| TASK DIRECTIONS |
Among the entries below, which lines include the string "JSON"? Show each one.
===============
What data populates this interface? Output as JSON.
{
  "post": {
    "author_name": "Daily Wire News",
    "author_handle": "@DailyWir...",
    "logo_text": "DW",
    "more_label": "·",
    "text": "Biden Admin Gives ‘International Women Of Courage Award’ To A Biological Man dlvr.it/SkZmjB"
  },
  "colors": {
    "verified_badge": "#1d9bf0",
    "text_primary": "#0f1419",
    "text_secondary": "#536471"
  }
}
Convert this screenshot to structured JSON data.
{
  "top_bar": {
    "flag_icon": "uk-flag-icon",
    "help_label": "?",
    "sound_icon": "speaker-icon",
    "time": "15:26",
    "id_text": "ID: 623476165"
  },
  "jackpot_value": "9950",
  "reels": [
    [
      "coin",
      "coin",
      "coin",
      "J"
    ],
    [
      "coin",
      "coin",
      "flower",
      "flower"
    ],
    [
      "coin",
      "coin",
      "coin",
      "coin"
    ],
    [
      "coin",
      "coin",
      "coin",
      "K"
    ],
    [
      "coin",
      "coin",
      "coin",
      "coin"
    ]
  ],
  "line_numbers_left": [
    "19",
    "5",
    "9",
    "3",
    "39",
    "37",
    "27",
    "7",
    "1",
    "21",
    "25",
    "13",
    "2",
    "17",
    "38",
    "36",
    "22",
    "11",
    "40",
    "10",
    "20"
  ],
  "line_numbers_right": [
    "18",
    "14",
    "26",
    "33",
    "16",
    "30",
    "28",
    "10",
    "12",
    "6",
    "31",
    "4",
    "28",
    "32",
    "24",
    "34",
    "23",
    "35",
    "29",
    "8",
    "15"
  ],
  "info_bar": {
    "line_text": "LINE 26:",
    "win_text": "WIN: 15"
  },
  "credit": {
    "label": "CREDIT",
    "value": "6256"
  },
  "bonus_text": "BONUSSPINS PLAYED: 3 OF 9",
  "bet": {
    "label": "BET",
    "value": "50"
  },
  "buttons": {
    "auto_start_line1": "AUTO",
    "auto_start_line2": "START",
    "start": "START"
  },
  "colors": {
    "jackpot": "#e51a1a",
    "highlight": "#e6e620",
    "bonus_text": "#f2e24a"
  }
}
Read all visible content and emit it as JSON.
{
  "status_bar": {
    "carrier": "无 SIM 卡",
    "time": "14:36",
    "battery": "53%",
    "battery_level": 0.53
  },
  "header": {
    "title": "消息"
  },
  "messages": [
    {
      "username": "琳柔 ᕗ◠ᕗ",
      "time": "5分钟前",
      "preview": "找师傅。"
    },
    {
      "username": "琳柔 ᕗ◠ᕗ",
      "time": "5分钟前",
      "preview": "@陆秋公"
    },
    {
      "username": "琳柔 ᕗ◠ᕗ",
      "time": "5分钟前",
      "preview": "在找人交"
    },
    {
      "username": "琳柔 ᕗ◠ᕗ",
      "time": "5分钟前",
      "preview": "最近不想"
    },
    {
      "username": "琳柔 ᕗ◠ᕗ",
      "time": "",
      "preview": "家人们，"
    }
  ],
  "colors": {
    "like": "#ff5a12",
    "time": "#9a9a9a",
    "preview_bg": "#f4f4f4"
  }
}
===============
| OUTPUT OF THE EXERCISE |
What data populates this interface? Output as JSON.
Convert this screenshot to structured JSON data.
Read all visible content and emit it as JSON.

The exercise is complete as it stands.